In a collaboration that has lasted more than 30 years, John Linnell and John Flansburgh have crafted quirky, infectious pop music—oddball tunes that still manage to sound heartfelt and rarely drift into gimmickry.
The group has a knack for rhyming about seemingly incongruous bits of culture, but still finding resonance. One of their best known songs, "Birdhouse in Your Soul," tosses out lines about the Longines Symphonette and Jason and the Argonauts in an appreciation of neuroses. Their latest record, Nanobots (Idlewild), released this spring, includes a song about the Serbian scientist Nikola Tesla, known for his innovations developing alternating current and the X-ray.
In a phone interview, Linnell confesses that he can't explain where the group's songs come from.
"We've been asked that question a lot. I would love to know the answer to that," says Linnell, a multi-instrumentalist perhaps best known for playing the accordion. "It seems like such a miracle when you have an idea you like, and we have a lot of bad ideas. You try out something and it's a dud. That's a very common experience for us."
Linnell says he's learned that the process is important to uncovering the gems.
"Very often, you have a good idea before you realize it," he says. "You're in the middle of working and something gets momentum. That happens before you know it and you don't anticipate the good idea. Once it's occurred, you're aware of it. But as a result, the idea seems to come from nowhere."
Linnell is more certain about what has sustained his partnership with Flansburgh for so long. (The group formed in 1982.)
"It's not exactly the same as it was when we started, but it still seems that we know how to work together," Linnell says. "It's such a complicated partnership. We write individually. But because we're partners, we each are thinking about the other person approving or disapproving."
The two then come together to finish and polish drafts.
"Rarely and horribly, there's this awkward moment where someone says, 'Yeah, I don't really like that,'" Linnell says. "It's like a marriage. We try not to abuse that power, because we know how vulnerable each of us are."
The two have pushed each other over the years, sometimes swapping the seeds of their ideas for the other to finish. For Nanobots, a challenge emerged: write really short songs. The album includes 25 songs, only three of which are longer than three minutes. A few last mere seconds. The idea came up when Linnell wrote the 42-second-long "Sleep."

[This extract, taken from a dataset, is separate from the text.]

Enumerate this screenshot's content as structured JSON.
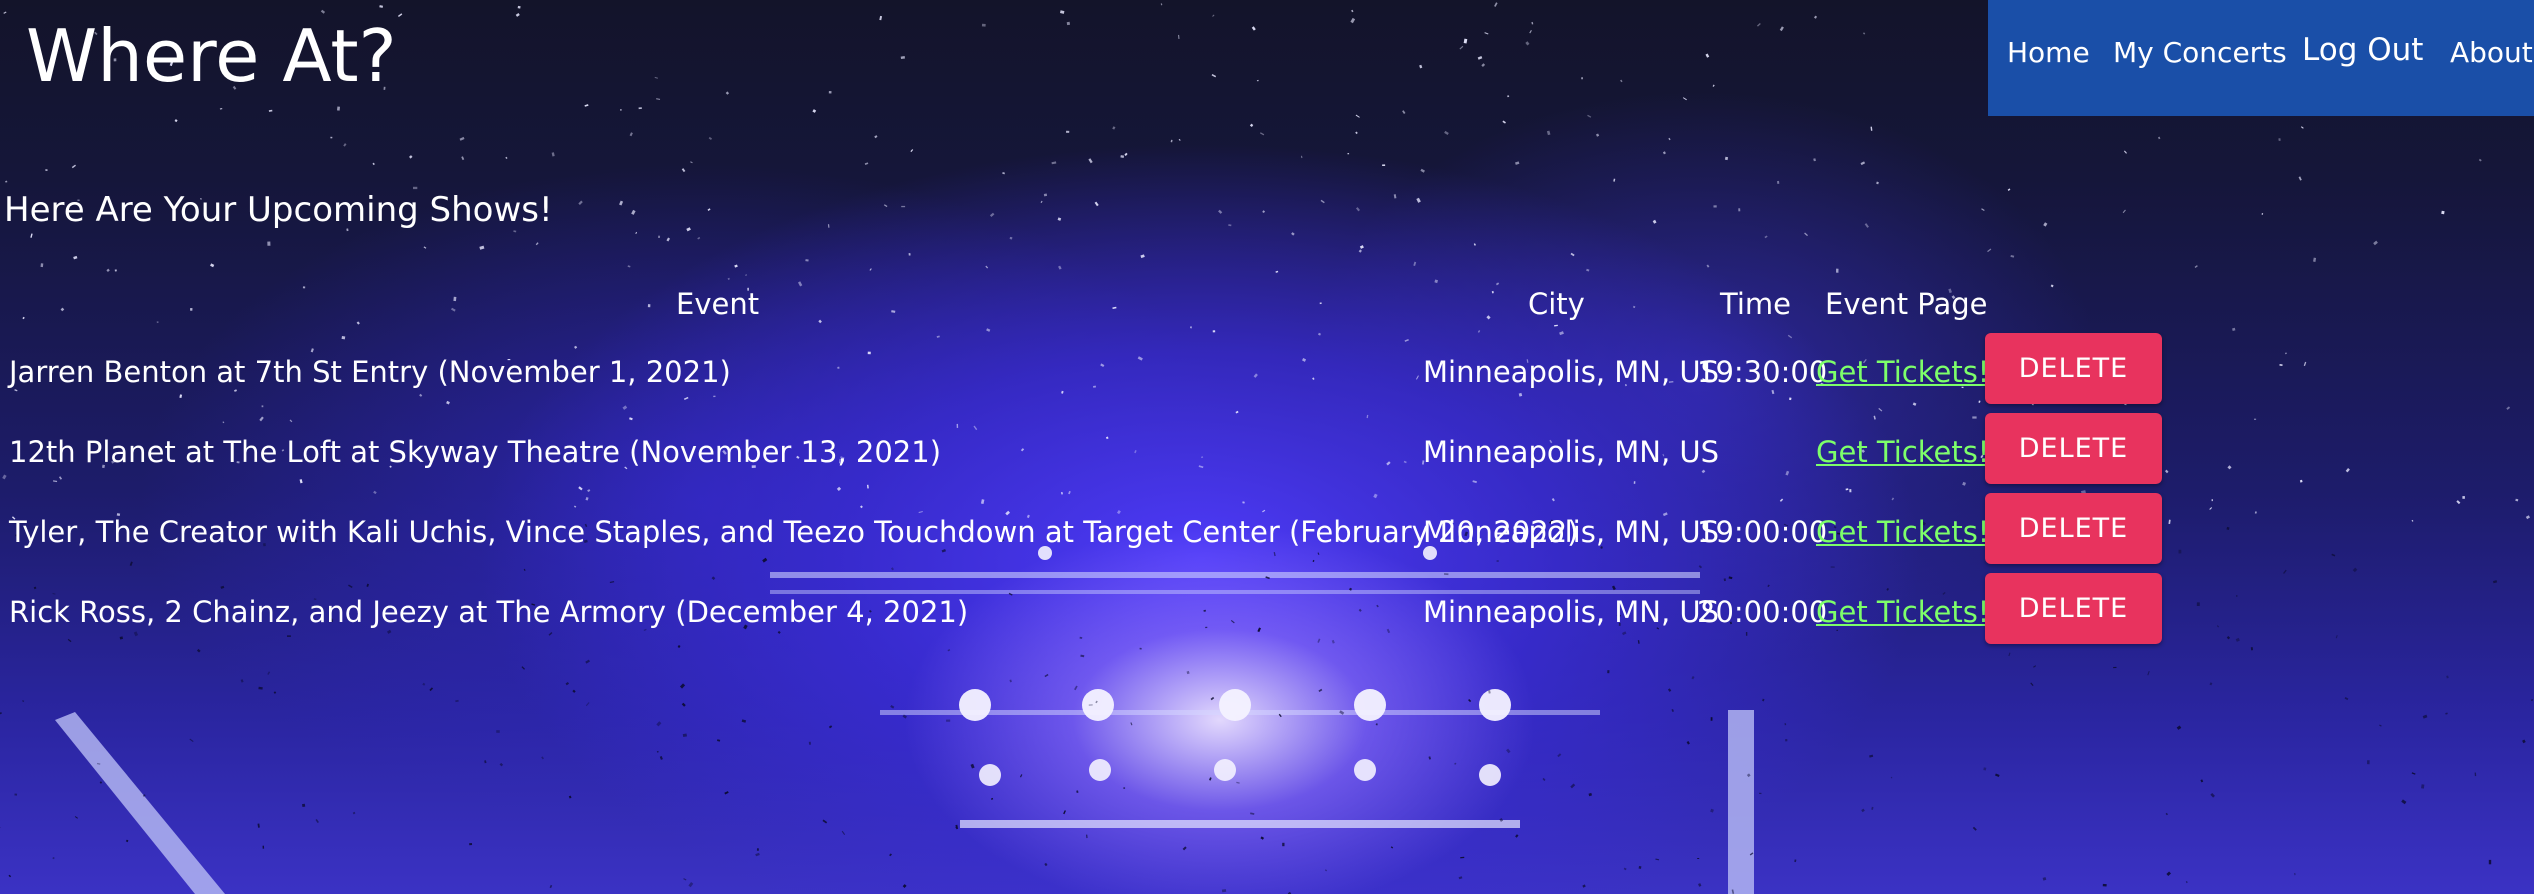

"It was sort of an impulse," he says. "We like short songs, so this was taking it to an extreme. They're not strung together. So you can listen to them as individual songs."
In the past decade and a half, the group has branched beyond indie-pop to record children's music and theme songs for TV and film. "Boss of Me" was the theme for the hit show Malcolm in the Middle, winning the band a Grammy in 2002. Its children's album, Here Come the 123s, won a Grammy in 2009.
"Young kids are not really judgmental the way adults are," Linnell says. "They don't think with the rock-critic brain that adults do, thinking about what a song means. It was thrilling to think this might be the first psycho-funk that a person will hear and we get to share it with them. Here is this crazy-ass sound that you might like. It seemed like a great opportunity."
Linnell admits that, after 30 years together, touring has gotten tougher.
"It was hard in the beginning and now I'm in my 50s and it doesn't get easier," he says. "We have an espresso maker on the bus. That helps—it keeps everyone perky."
He says that staying healthy and setting limits for things like press interviews also helps. "You have to pace yourself."
But he's quick to add that he's not complaining about his career choice. "I love that we get to do this," he says. "It's an incredible privilege. There are some indignities and times when we feel things aren't in our control, but everyone has that in whatever job you have."
And despite the grind, he continues to find great moments in playing live.
"Something unexpected happens, this beautiful flower that grows, an unexpected moment of beauty," he says. "There's a ritualized show, but sometimes big variations that are memorable. It's sort of like we prepared the environment and interesting things happen."